▶ AIM OF THE TASK:
A word-for-word copy of the following listing is needed. Leave out its images.

--- INPUT DATA Enclosed Below ---

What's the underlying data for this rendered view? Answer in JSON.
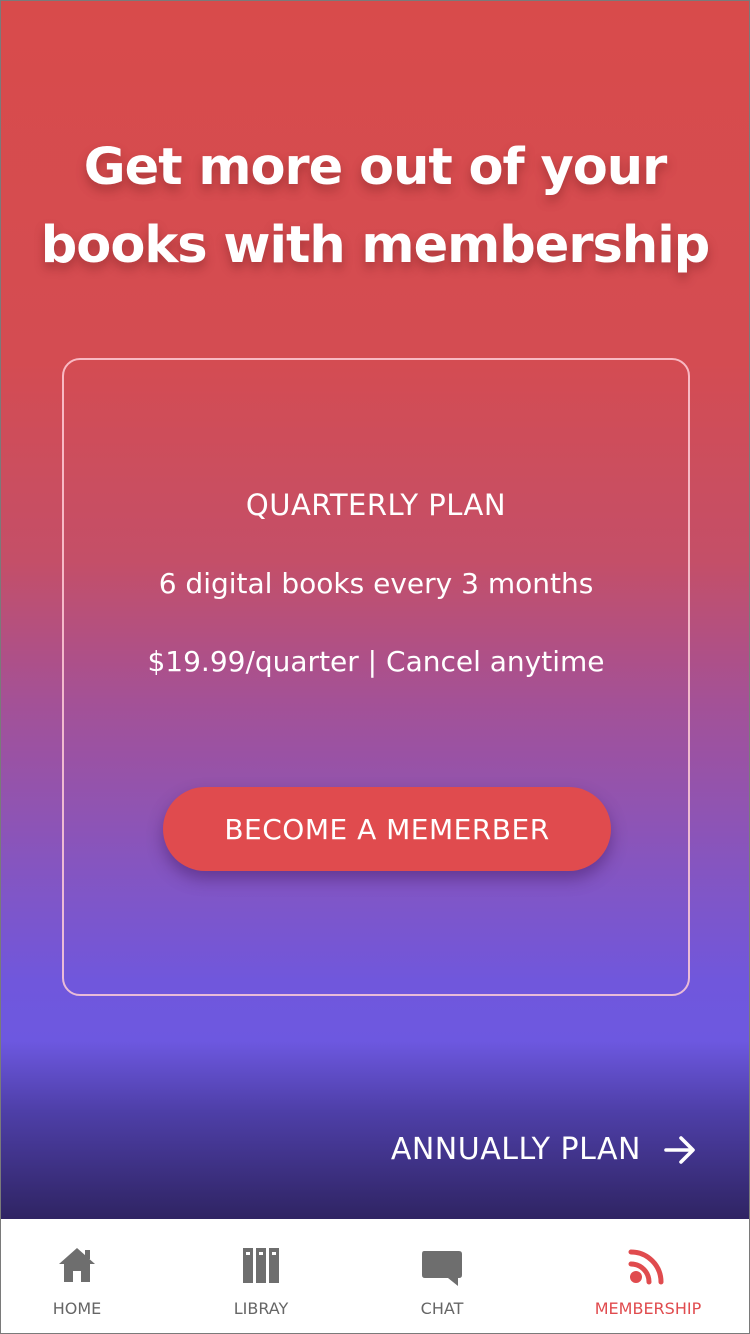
{
  "hero": {
    "headline_line1": "Get more out of your",
    "headline_line2": "books with membership"
  },
  "plan": {
    "title": "QUARTERLY PLAN",
    "description": "6 digital books every 3 months",
    "price_line": "$19.99/quarter | Cancel anytime",
    "cta_label": "BECOME A MEMERBER"
  },
  "next_plan": {
    "label": "ANNUALLY PLAN",
    "icon": "arrow-right-icon"
  },
  "tabbar": {
    "active": "membership",
    "accent_color": "#e04b4e",
    "items": [
      {
        "key": "home",
        "label": "HOME",
        "icon": "home-icon"
      },
      {
        "key": "library",
        "label": "LIBRAY",
        "icon": "library-icon"
      },
      {
        "key": "chat",
        "label": "CHAT",
        "icon": "chat-icon"
      },
      {
        "key": "membership",
        "label": "MEMBERSHIP",
        "icon": "rss-icon"
      }
    ]
  },
  "colors": {
    "gradient_top": "#d84b4b",
    "gradient_mid": "#6d58e0",
    "gradient_bottom": "#2f2463",
    "button_bg": "#e04b4e",
    "icon_gray": "#6e6e6e"
  }
}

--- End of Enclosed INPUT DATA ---

▶ RESULT BELOW:
What's the underlying data for this rendered view? Answer in JSON.
{
  "hero": {
    "headline_line1": "Get more out of your",
    "headline_line2": "books with membership"
  },
  "plan": {
    "title": "QUARTERLY PLAN",
    "description": "6 digital books every 3 months",
    "price_line": "$19.99/quarter | Cancel anytime",
    "cta_label": "BECOME A MEMERBER"
  },
  "next_plan": {
    "label": "ANNUALLY PLAN",
    "icon": "arrow-right-icon"
  },
  "tabbar": {
    "active": "membership",
    "accent_color": "#e04b4e",
    "items": [
      {
        "key": "home",
        "label": "HOME",
        "icon": "home-icon"
      },
      {
        "key": "library",
        "label": "LIBRAY",
        "icon": "library-icon"
      },
      {
        "key": "chat",
        "label": "CHAT",
        "icon": "chat-icon"
      },
      {
        "key": "membership",
        "label": "MEMBERSHIP",
        "icon": "rss-icon"
      }
    ]
  },
  "colors": {
    "gradient_top": "#d84b4b",
    "gradient_mid": "#6d58e0",
    "gradient_bottom": "#2f2463",
    "button_bg": "#e04b4e",
    "icon_gray": "#6e6e6e"
  }
}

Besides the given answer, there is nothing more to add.